Bravura Beach
Daniel G. Berk | West Bloomfield, Michigan | 04/25/2001
(5 out of 5 stars)

"The reason for this CD is the symphony by Amy Marcy Cheney Beach. The Barber symphony and overture are certainly worth hearing, but it is the Beach composition that really commends this recording, and it is certainly a worthy work. For many years Amy Beach was listed in the Schwann catalog as Mrs. H. H. H. Beach, with only one or two piano compositions being listed at all. Well, times have changed.

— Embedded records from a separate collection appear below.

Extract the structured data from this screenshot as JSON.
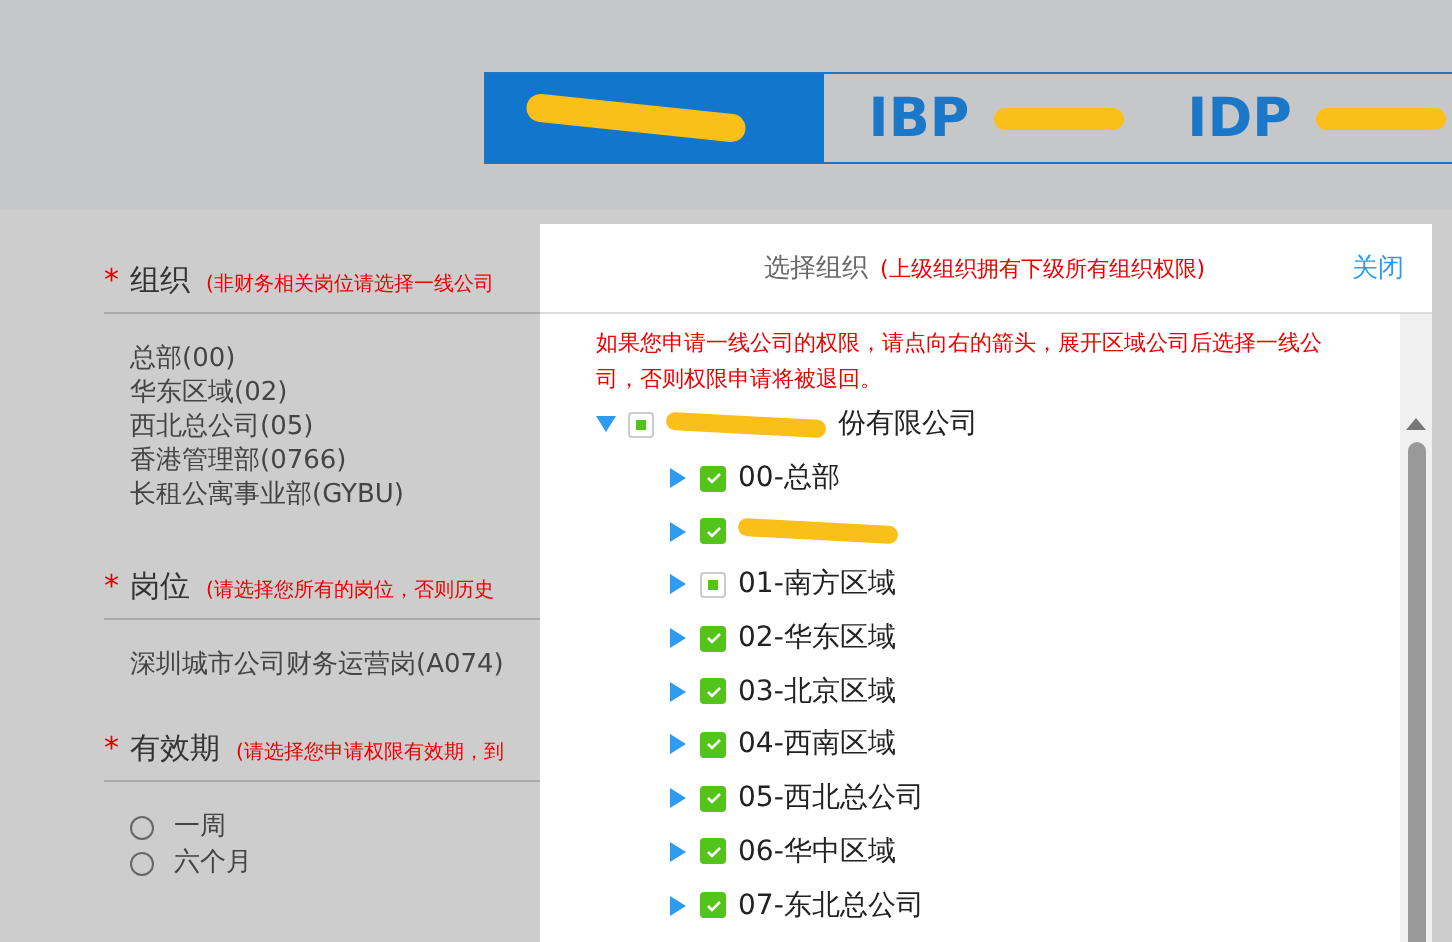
{
  "header_tabs": [
    {
      "kind": "redacted",
      "selected": true
    },
    {
      "kind": "logo",
      "label": "IBP",
      "selected": false
    },
    {
      "kind": "logo",
      "label": "IDP",
      "selected": false
    }
  ],
  "form": {
    "sections": [
      {
        "required_mark": "*",
        "label": "组织",
        "hint": "(非财务相关岗位请选择一线公司",
        "kind": "list",
        "values": [
          "总部(00)",
          "华东区域(02)",
          "西北总公司(05)",
          "香港管理部(0766)",
          "长租公寓事业部(GYBU)"
        ]
      },
      {
        "required_mark": "*",
        "label": "岗位",
        "hint": "(请选择您所有的岗位，否则历史",
        "kind": "list",
        "values": [
          "深圳城市公司财务运营岗(A074)"
        ]
      },
      {
        "required_mark": "*",
        "label": "有效期",
        "hint": "(请选择您申请权限有效期，到",
        "kind": "radio",
        "options": [
          {
            "label": "一周",
            "selected": false
          },
          {
            "label": "六个月",
            "selected": false
          }
        ]
      }
    ]
  },
  "dialog": {
    "title": "选择组织",
    "subtitle": "(上级组织拥有下级所有组织权限)",
    "close": "关闭",
    "notice": "如果您申请一线公司的权限，请点向右的箭头，展开区域公司后选择一线公司，否则权限申请将被退回。",
    "tree": [
      {
        "label": "份有限公司",
        "redacted": true,
        "expanded": true,
        "checked": false,
        "indeterminate": true,
        "children": [
          {
            "label": "00-总部",
            "redacted": false,
            "expanded": false,
            "checked": true,
            "indeterminate": false
          },
          {
            "redacted": true,
            "expanded": false,
            "checked": true,
            "indeterminate": false
          },
          {
            "label": "01-南方区域",
            "redacted": false,
            "expanded": false,
            "checked": false,
            "indeterminate": true
          },
          {
            "label": "02-华东区域",
            "redacted": false,
            "expanded": false,
            "checked": true,
            "indeterminate": false
          },
          {
            "label": "03-北京区域",
            "redacted": false,
            "expanded": false,
            "checked": true,
            "indeterminate": false
          },
          {
            "label": "04-西南区域",
            "redacted": false,
            "expanded": false,
            "checked": true,
            "indeterminate": false
          },
          {
            "label": "05-西北总公司",
            "redacted": false,
            "expanded": false,
            "checked": true,
            "indeterminate": false
          },
          {
            "label": "06-华中区域",
            "redacted": false,
            "expanded": false,
            "checked": true,
            "indeterminate": false
          },
          {
            "label": "07-东北总公司",
            "redacted": false,
            "expanded": false,
            "checked": true,
            "indeterminate": false
          }
        ]
      }
    ]
  }
}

She has her own name and has come into her own as a composer, and the symphony indicates that this recognition was long overdue."
Buy It For the Beach
Moldyoldie | Motown, USA | 05/22/2008
(4 out of 5 stars)

"I've heard the Barber works performed more convincingly elsewhere, but the Gaelic Symphony of Amy Marcy Cheney Beach (d. 1944) is a real charmer with an exquisitely beautiful and affecting Lento third movement; the symphony could've ended there and I'd have been content. The orchestra sounds somewhat underpowered, but the playing is elegant and the recording is vivid and spacious in the Chandos tradition."